After removing the stock 1031 live axle and suspension from the car I weighed it at 200lbs dead even. There was probably a pound or two of dirt on there included in that. I then weighed the E39 rear suspension at 201lbs. So I gain a pound there, but the decrease in unsprung weight is one of the main advantages of this modification. The springs and dampers in the rear will be connected to rockers actuated by pushrods.
In order to make fitting the E39 subframe easier and to allow packaging of the fuel cell behind the driver seat, I removed the rear section of the floor. I also added rectangular steel reinforcements on top of the subframe rails since I would need to notch the lower side of the subframe rails in order to mount the E39 subframe at the correct height. At the same time I also removed the inner wheel wells so that I could fabricate new ones with more tire clearance.
In order to match the bolt pattern of the rear, I bought some E36 M3 front spindles to use on the car. These spindles bolt to the strut housing instead of being an integrated part, which is a bonus. The steering arm lever is almost exactly the same length as the stock 240 spindles, and the taper is the same as well. I cleaned them up, installed new hubs and pressed in ARP wheel studs.
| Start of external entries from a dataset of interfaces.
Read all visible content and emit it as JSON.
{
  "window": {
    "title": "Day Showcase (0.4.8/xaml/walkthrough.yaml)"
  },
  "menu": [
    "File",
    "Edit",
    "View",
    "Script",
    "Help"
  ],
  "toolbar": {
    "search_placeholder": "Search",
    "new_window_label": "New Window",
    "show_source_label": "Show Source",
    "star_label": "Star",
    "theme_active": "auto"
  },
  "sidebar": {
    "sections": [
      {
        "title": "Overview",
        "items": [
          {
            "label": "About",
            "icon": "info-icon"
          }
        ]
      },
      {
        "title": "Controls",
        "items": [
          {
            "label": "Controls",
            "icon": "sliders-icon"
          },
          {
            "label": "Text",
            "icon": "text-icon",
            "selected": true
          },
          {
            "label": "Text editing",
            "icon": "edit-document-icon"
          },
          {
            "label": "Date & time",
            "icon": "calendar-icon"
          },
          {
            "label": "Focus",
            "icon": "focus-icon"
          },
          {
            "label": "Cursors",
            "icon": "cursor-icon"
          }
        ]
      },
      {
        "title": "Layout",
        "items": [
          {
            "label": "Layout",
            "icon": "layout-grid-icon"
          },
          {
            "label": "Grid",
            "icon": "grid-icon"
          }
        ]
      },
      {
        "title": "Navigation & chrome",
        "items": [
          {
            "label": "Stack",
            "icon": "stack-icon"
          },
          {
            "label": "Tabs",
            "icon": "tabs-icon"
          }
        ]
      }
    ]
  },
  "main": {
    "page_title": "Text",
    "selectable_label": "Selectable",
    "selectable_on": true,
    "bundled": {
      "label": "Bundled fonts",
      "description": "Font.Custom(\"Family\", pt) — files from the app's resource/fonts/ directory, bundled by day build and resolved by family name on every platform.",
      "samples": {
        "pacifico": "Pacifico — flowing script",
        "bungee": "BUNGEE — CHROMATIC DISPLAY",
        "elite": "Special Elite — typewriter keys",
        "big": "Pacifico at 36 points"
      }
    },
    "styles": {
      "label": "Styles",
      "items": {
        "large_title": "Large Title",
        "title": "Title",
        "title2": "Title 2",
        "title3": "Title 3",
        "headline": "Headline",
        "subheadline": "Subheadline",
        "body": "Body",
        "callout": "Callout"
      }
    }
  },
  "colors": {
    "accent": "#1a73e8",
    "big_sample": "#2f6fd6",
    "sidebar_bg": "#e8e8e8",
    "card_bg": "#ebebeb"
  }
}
A little bit after this I bought some replica BMW CSL wheels in 18×9.5 and 18×8.5. I thought they were pretty sweet looking, but I have since sold them because I felt they didn’t match the car as well as I had originally thought.
A couple years ago I stumbled across a deal on a pair of CCW Classic wheels in very nice condition, for a steal of a price. The rears are 18×12 and the fronts are 18×11. This is the race version with swiss-cheesed centers to reduce weight, anodized black finish, and steel lug hole inserts. These wheels are perfect for the car in my eyes!
At the time I wasn’t satisfied with the cost and functionality of the adjustable camber plates available for the 240, so I designed and manufactured my own. The plates consist of a mild steel ring with 16 holes around the perimeter that gets welded to the stock strut tower. The other parts of the camber plate are made of stainless steel and bolt to this ring from underneath. Together, this allows the strut to be positioned anywhere within the ring, allowing any camber/castor settings in this range to be used.
For the front suspension I am sticking with MacPherson struts, but as mentioned earlier using E36 M3 spindles. The hardpoints will be modified to match the characteristics of the rear suspension in order to have a predictable handling car. I have Koni 8611 double adjustable race strut inserts that I will use inside custom machined strut tubes. The lower control arms will be custom made as well from 4130 tubing. For the outer ball joints I have Meyle full-metal units that will be used, while the inner connections will use steel rod ends.
Anti-roll bars will be installed at both the front and rear of the car. In the front I will use a knife-style ARB and in the rear I have not determined what will work best for my packaging requirements. The E39 rear suspension comes with an ARB, but if I can do a lighter and adjustable solution I will.